Stored dataset items ::
· · · · · · ·
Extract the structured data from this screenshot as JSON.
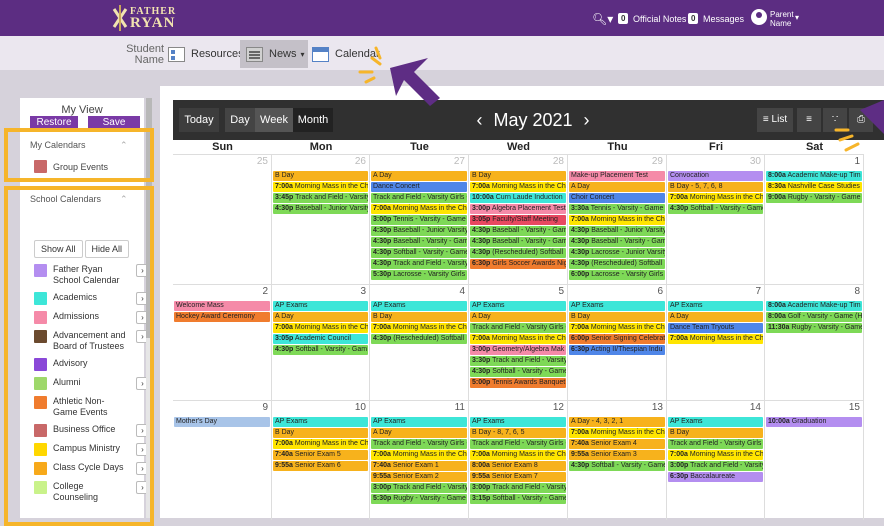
{
  "topbar": {
    "logo_line1": "FATHER",
    "logo_line2": "RYAN",
    "official_notes_count": "0",
    "official_notes_label": "Official Notes",
    "messages_count": "0",
    "messages_label": "Messages",
    "user_line1": "Parent",
    "user_line2": "Name"
  },
  "subnav": {
    "student_line1": "Student",
    "student_line2": "Name",
    "resources": "Resources",
    "news": "News",
    "calendar": "Calendar"
  },
  "sidebar": {
    "view_title": "My View",
    "restore": "Restore",
    "save": "Save",
    "my_calendars": "My Calendars",
    "group_events": "Group Events",
    "school_calendars": "School Calendars",
    "show_all": "Show All",
    "hide_all": "Hide All",
    "calendars": [
      {
        "label": "Father Ryan School Calendar",
        "color": "#b48ef0",
        "arrow": true
      },
      {
        "label": "Academics",
        "color": "#3de6d8",
        "arrow": true
      },
      {
        "label": "Admissions",
        "color": "#f58aa8",
        "arrow": true
      },
      {
        "label": "Advancement and Board of Trustees",
        "color": "#6b4a2e",
        "arrow": true
      },
      {
        "label": "Advisory",
        "color": "#8a48d8",
        "arrow": false
      },
      {
        "label": "Alumni",
        "color": "#9ed86a",
        "arrow": true
      },
      {
        "label": "Athletic Non-Game Events",
        "color": "#f07c2e",
        "arrow": false
      },
      {
        "label": "Business Office",
        "color": "#c86868",
        "arrow": true
      },
      {
        "label": "Campus Ministry",
        "color": "#ffd700",
        "arrow": true
      },
      {
        "label": "Class Cycle Days",
        "color": "#f7a91a",
        "arrow": true
      },
      {
        "label": "College Counseling",
        "color": "#c9f28a",
        "arrow": true
      }
    ]
  },
  "toolbar": {
    "today": "Today",
    "day": "Day",
    "week": "Week",
    "month": "Month",
    "title": "May 2021",
    "list": "List"
  },
  "days": [
    "Sun",
    "Mon",
    "Tue",
    "Wed",
    "Thu",
    "Fri",
    "Sat"
  ],
  "weeks": [
    {
      "nums": [
        "25",
        "26",
        "27",
        "28",
        "29",
        "30",
        "1"
      ],
      "dim": [
        true,
        true,
        true,
        true,
        true,
        true,
        false
      ],
      "events": [
        [],
        [
          [
            "",
            "B Day",
            "#f7b21c"
          ],
          [
            "7:00a",
            "Morning Mass in the Ch",
            "#ffe500"
          ],
          [
            "3:45p",
            "Track and Field - Varsity",
            "#7ed957"
          ],
          [
            "4:30p",
            "Baseball - Junior Varsity",
            "#7ed957"
          ]
        ],
        [
          [
            "",
            "A Day",
            "#f7b21c"
          ],
          [
            "",
            "Dance Concert",
            "#4f86e8"
          ],
          [
            "",
            "Track and Field - Varsity Girls -",
            "#7ed957"
          ],
          [
            "7:00a",
            "Morning Mass in the Ch",
            "#ffe500"
          ],
          [
            "3:00p",
            "Tennis - Varsity - Game",
            "#7ed957"
          ],
          [
            "4:30p",
            "Baseball - Junior Varsity",
            "#7ed957"
          ],
          [
            "4:30p",
            "Baseball - Varsity - Gam",
            "#7ed957"
          ],
          [
            "4:30p",
            "Softball - Varsity - Game",
            "#7ed957"
          ],
          [
            "4:30p",
            "Track and Field - Varsity",
            "#7ed957"
          ],
          [
            "5:30p",
            "Lacrosse - Varsity Girls",
            "#7ed957"
          ]
        ],
        [
          [
            "",
            "B Day",
            "#f7b21c"
          ],
          [
            "7:00a",
            "Morning Mass in the Ch",
            "#ffe500"
          ],
          [
            "10:00a",
            "Curn Laude Induction",
            "#3de6d8"
          ],
          [
            "3:00p",
            "Algebra Placement Test",
            "#f58aa8"
          ],
          [
            "3:05p",
            "Faculty/Staff Meeting",
            "#e84860"
          ],
          [
            "4:30p",
            "Baseball - Varsity - Gam",
            "#7ed957"
          ],
          [
            "4:30p",
            "Baseball - Varsity - Gam",
            "#7ed957"
          ],
          [
            "4:30p",
            "(Rescheduled) Softball",
            "#7ed957"
          ],
          [
            "6:30p",
            "Girls Soccer Awards Nig",
            "#f07c2e"
          ]
        ],
        [
          [
            "",
            "Make-up Placement Test",
            "#f58aa8"
          ],
          [
            "",
            "A Day",
            "#f7b21c"
          ],
          [
            "",
            "Choir Concert",
            "#4f86e8"
          ],
          [
            "3:30a",
            "Tennis - Varsity - Game",
            "#7ed957"
          ],
          [
            "7:00a",
            "Morning Mass in the Ch",
            "#ffe500"
          ],
          [
            "4:30p",
            "Baseball - Junior Varsity",
            "#7ed957"
          ],
          [
            "4:30p",
            "Baseball - Varsity - Gam",
            "#7ed957"
          ],
          [
            "4:30p",
            "Lacrosse - Junior Varsity",
            "#7ed957"
          ],
          [
            "4:30p",
            "(Rescheduled) Softball",
            "#7ed957"
          ],
          [
            "6:00p",
            "Lacrosse - Varsity Girls",
            "#7ed957"
          ]
        ],
        [
          [
            "",
            "Convocation",
            "#b48ef0"
          ],
          [
            "",
            "B Day - 5, 7, 6, 8",
            "#f7b21c"
          ],
          [
            "7:00a",
            "Morning Mass in the Ch",
            "#ffe500"
          ],
          [
            "4:30p",
            "Softball - Varsity - Game",
            "#7ed957"
          ]
        ],
        [
          [
            "8:00a",
            "Academic Make-up Tim",
            "#3de6d8"
          ],
          [
            "8:30a",
            "Nashville Case Studies I",
            "#ffe500"
          ],
          [
            "9:00a",
            "Rugby - Varsity - Game",
            "#7ed957"
          ]
        ]
      ]
    },
    {
      "nums": [
        "2",
        "3",
        "4",
        "5",
        "6",
        "7",
        "8"
      ],
      "dim": [
        false,
        false,
        false,
        false,
        false,
        false,
        false
      ],
      "events": [
        [
          [
            "",
            "Welcome Mass",
            "#f58aa8"
          ],
          [
            "",
            "Hockey Award Ceremony",
            "#f07c2e"
          ]
        ],
        [
          [
            "",
            "AP Exams",
            "#3de6d8"
          ],
          [
            "",
            "A Day",
            "#f7b21c"
          ],
          [
            "7:00a",
            "Morning Mass in the Ch",
            "#ffe500"
          ],
          [
            "3:05p",
            "Academic Council",
            "#3de6d8"
          ],
          [
            "4:30p",
            "Softball - Varsity - Gam",
            "#7ed957"
          ]
        ],
        [
          [
            "",
            "AP Exams",
            "#3de6d8"
          ],
          [
            "",
            "B Day",
            "#f7b21c"
          ],
          [
            "7:00a",
            "Morning Mass in the Ch",
            "#ffe500"
          ],
          [
            "4:30p",
            "(Rescheduled) Softball",
            "#7ed957"
          ]
        ],
        [
          [
            "",
            "AP Exams",
            "#3de6d8"
          ],
          [
            "",
            "A Day",
            "#f7b21c"
          ],
          [
            "",
            "Track and Field - Varsity Girls -",
            "#7ed957"
          ],
          [
            "7:00a",
            "Morning Mass in the Ch",
            "#ffe500"
          ],
          [
            "3:00p",
            "Geometry/Algebra Mak",
            "#f58aa8"
          ],
          [
            "3:30p",
            "Track and Field - Varsity",
            "#7ed957"
          ],
          [
            "4:30p",
            "Softball - Varsity - Game",
            "#7ed957"
          ],
          [
            "5:00p",
            "Tennis Awards Banquet",
            "#f07c2e"
          ]
        ],
        [
          [
            "",
            "AP Exams",
            "#3de6d8"
          ],
          [
            "",
            "B Day",
            "#f7b21c"
          ],
          [
            "7:00a",
            "Morning Mass in the Ch",
            "#ffe500"
          ],
          [
            "6:00p",
            "Senior Signing Celebrat",
            "#f07c2e"
          ],
          [
            "6:30p",
            "Acting II/Thespian Indu",
            "#4f86e8"
          ]
        ],
        [
          [
            "",
            "AP Exams",
            "#3de6d8"
          ],
          [
            "",
            "A Day",
            "#f7b21c"
          ],
          [
            "",
            "Dance Team Tryouts",
            "#4f86e8"
          ],
          [
            "7:00a",
            "Morning Mass in the Ch",
            "#ffe500"
          ]
        ],
        [
          [
            "8:00a",
            "Academic Make-up Tim",
            "#3de6d8"
          ],
          [
            "8:00a",
            "Golf - Varsity - Game (H",
            "#7ed957"
          ],
          [
            "11:30a",
            "Rugby - Varsity - Game",
            "#7ed957"
          ]
        ]
      ]
    },
    {
      "nums": [
        "9",
        "10",
        "11",
        "12",
        "13",
        "14",
        "15"
      ],
      "dim": [
        false,
        false,
        false,
        false,
        false,
        false,
        false
      ],
      "events": [
        [
          [
            "",
            "Mother's Day",
            "#a8c4e8"
          ]
        ],
        [
          [
            "",
            "AP Exams",
            "#3de6d8"
          ],
          [
            "",
            "B Day",
            "#f7b21c"
          ],
          [
            "7:00a",
            "Morning Mass in the Ch",
            "#ffe500"
          ],
          [
            "7:40a",
            "Senior Exam 5",
            "#f7b21c"
          ],
          [
            "9:55a",
            "Senior Exam 6",
            "#f7b21c"
          ]
        ],
        [
          [
            "",
            "AP Exams",
            "#3de6d8"
          ],
          [
            "",
            "A Day",
            "#f7b21c"
          ],
          [
            "",
            "Track and Field - Varsity Girls -",
            "#7ed957"
          ],
          [
            "7:00a",
            "Morning Mass in the Ch",
            "#ffe500"
          ],
          [
            "7:40a",
            "Senior Exam 1",
            "#f7b21c"
          ],
          [
            "9:55a",
            "Senior Exam 2",
            "#f7b21c"
          ],
          [
            "3:00p",
            "Track and Field - Varsity",
            "#7ed957"
          ],
          [
            "5:30p",
            "Rugby - Varsity - Game",
            "#7ed957"
          ]
        ],
        [
          [
            "",
            "AP Exams",
            "#3de6d8"
          ],
          [
            "",
            "B Day - 8, 7, 6, 5",
            "#f7b21c"
          ],
          [
            "",
            "Track and Field - Varsity Girls -",
            "#7ed957"
          ],
          [
            "7:00a",
            "Morning Mass in the Ch",
            "#ffe500"
          ],
          [
            "8:00a",
            "Senior Exam 8",
            "#f7b21c"
          ],
          [
            "9:55a",
            "Senior Exam 7",
            "#f7b21c"
          ],
          [
            "3:00p",
            "Track and Field - Varsity",
            "#7ed957"
          ],
          [
            "3:15p",
            "Softball - Varsity - Game",
            "#7ed957"
          ]
        ],
        [
          [
            "",
            "A Day - 4, 3, 2, 1",
            "#f7b21c"
          ],
          [
            "7:00a",
            "Morning Mass in the Ch",
            "#ffe500"
          ],
          [
            "7:40a",
            "Senior Exam 4",
            "#f7b21c"
          ],
          [
            "9:55a",
            "Senior Exam 3",
            "#f7b21c"
          ],
          [
            "4:30p",
            "Softball - Varsity - Game",
            "#7ed957"
          ]
        ],
        [
          [
            "",
            "AP Exams",
            "#3de6d8"
          ],
          [
            "",
            "B Day",
            "#f7b21c"
          ],
          [
            "",
            "Track and Field - Varsity Girls -",
            "#7ed957"
          ],
          [
            "7:00a",
            "Morning Mass in the Ch",
            "#ffe500"
          ],
          [
            "3:00p",
            "Track and Field - Varsity",
            "#7ed957"
          ],
          [
            "6:30p",
            "Baccalaureate",
            "#b48ef0"
          ]
        ],
        [
          [
            "10:00a",
            "Graduation",
            "#b48ef0"
          ]
        ]
      ]
    }
  ],
  "colors": {
    "brand": "#5c2d82",
    "highlight": "#f6b52a",
    "arrow": "#5e2d84"
  }
}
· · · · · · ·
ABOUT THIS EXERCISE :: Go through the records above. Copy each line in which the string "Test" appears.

COMPLETED TASK ::
            "Algebra Placement Test",
            "Make-up Placement Test",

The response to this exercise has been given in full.